Profits in both 2021 and 2022 came after losses in 2020 related to the pandemic. When lockdowns, social restrictions and the trend towards remote working drastically changed people’s transportation habits, oil traders sometimes paid buyers to take their barrels.
Historically, times of tight oil supply and associated rising prices have led companies to ramp up drilling and supply the market. These sudden changes in supply also led to plummeting oil prices, as exemplified by the energy crises of the 1970s, later culminating in the 1980s oil glut and a sustained slump in oil demand that lasted almost a decade. At the same time, better fuel-efficient vehicles entered the market, and newly discovered oil fields meant that demand was not keeping pace with increases in production.
Oil companies have been careful not to recreate the boom-and-bust pattern, the lesson of 40 years ago, by staying fresh in corporate consciousness, and that means they have been slower to ramp up production even as gasoline prices have risen to new levels. While 2022 profits more than doubled for most companies, year-over-year production growth grew at a much slower pace.
Exxon reported a 2.8% increase in global production of crude oil and other liquids, or 65,000 barrels per day.

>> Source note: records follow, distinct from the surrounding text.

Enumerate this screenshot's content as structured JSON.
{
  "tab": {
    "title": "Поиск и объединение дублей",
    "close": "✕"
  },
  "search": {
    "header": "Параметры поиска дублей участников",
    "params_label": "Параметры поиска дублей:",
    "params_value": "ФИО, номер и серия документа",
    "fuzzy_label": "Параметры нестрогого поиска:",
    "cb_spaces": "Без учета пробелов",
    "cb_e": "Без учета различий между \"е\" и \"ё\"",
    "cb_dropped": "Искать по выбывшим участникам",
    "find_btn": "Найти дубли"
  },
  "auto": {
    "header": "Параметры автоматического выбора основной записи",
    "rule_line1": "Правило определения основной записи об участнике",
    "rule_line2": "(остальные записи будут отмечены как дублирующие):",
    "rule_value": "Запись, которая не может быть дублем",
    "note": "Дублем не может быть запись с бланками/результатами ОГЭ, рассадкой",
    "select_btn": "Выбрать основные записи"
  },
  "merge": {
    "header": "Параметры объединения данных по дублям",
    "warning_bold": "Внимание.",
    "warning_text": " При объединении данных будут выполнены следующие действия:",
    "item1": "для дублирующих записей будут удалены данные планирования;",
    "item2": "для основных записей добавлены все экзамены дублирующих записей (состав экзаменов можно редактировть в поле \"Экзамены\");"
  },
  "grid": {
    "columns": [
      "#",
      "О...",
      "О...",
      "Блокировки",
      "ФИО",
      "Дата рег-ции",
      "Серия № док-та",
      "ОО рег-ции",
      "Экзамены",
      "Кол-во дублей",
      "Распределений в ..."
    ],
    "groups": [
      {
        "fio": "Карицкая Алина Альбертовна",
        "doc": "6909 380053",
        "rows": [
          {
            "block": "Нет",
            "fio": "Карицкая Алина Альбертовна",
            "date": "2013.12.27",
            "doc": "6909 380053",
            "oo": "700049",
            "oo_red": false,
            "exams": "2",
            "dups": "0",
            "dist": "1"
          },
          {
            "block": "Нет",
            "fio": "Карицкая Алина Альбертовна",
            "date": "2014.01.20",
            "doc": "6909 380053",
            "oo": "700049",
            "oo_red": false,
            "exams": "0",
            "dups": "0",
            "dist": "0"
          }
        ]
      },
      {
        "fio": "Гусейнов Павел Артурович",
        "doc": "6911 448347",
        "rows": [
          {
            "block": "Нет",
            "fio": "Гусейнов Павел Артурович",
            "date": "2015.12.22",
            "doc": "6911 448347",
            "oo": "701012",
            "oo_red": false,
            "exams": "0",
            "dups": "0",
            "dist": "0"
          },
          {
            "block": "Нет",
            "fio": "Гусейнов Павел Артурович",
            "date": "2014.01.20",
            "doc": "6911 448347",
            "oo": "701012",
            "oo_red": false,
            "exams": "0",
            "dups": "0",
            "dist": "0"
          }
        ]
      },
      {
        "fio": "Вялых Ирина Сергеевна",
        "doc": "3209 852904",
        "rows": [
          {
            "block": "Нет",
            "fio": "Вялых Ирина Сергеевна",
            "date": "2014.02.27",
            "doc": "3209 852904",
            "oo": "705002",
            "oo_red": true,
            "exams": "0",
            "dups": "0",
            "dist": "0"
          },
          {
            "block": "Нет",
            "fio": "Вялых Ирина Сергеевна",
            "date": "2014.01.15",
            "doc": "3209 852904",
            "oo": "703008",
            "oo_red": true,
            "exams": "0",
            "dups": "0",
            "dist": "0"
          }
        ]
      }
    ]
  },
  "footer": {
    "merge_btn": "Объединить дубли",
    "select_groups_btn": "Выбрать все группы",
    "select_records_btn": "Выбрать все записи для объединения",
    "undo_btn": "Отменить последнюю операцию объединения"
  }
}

Chevron’s year-end reports show global oil production was unchanged from last year, while BP said it hit its lowest production costs since 2006.
The Biden administration has released barrels from the nation’s strategic oil reserve throughout 2022 also to moderate demand, a continuation of a policy that was set in 2021 to curb inflation. Biden’s pressure to increase oil production appeared to run counter to the administration’s climate goals. Environmental groups say the output increases offer only short-term relief, but they keep Americans addicted to a commodity that too often fluctuates in price and is largely controlled by a few large corporations.
“More drilling in the US won’t help solve the problem or bring prices down. It will only increase our dependence on expensive fossil fuels, destroying our climate, harming our health and polluting communities,” John Noël, senior climate activist of Greenpeace USA, he said in a statement last fall.
After losses from the pandemic, oil companies have felt pressure from shareholders to diversify their energy portfolios. Even Exxon, historically resistant to the oil-and-gas transition, has invested in the space for hydrogen and carbon capture; however, record profits this year mean Big Oil has little incentive to increase its severely limited spending on clean energy. BP, which has struggled to get out of a significant debt load, is even backtracking on its carbon targets. After planning to cut emissions by 30-35% by 2030, BP now says it will ramp up oil and gas production in 2023. Soon after the announcement, the company’s share price hit a nearly 4-year high .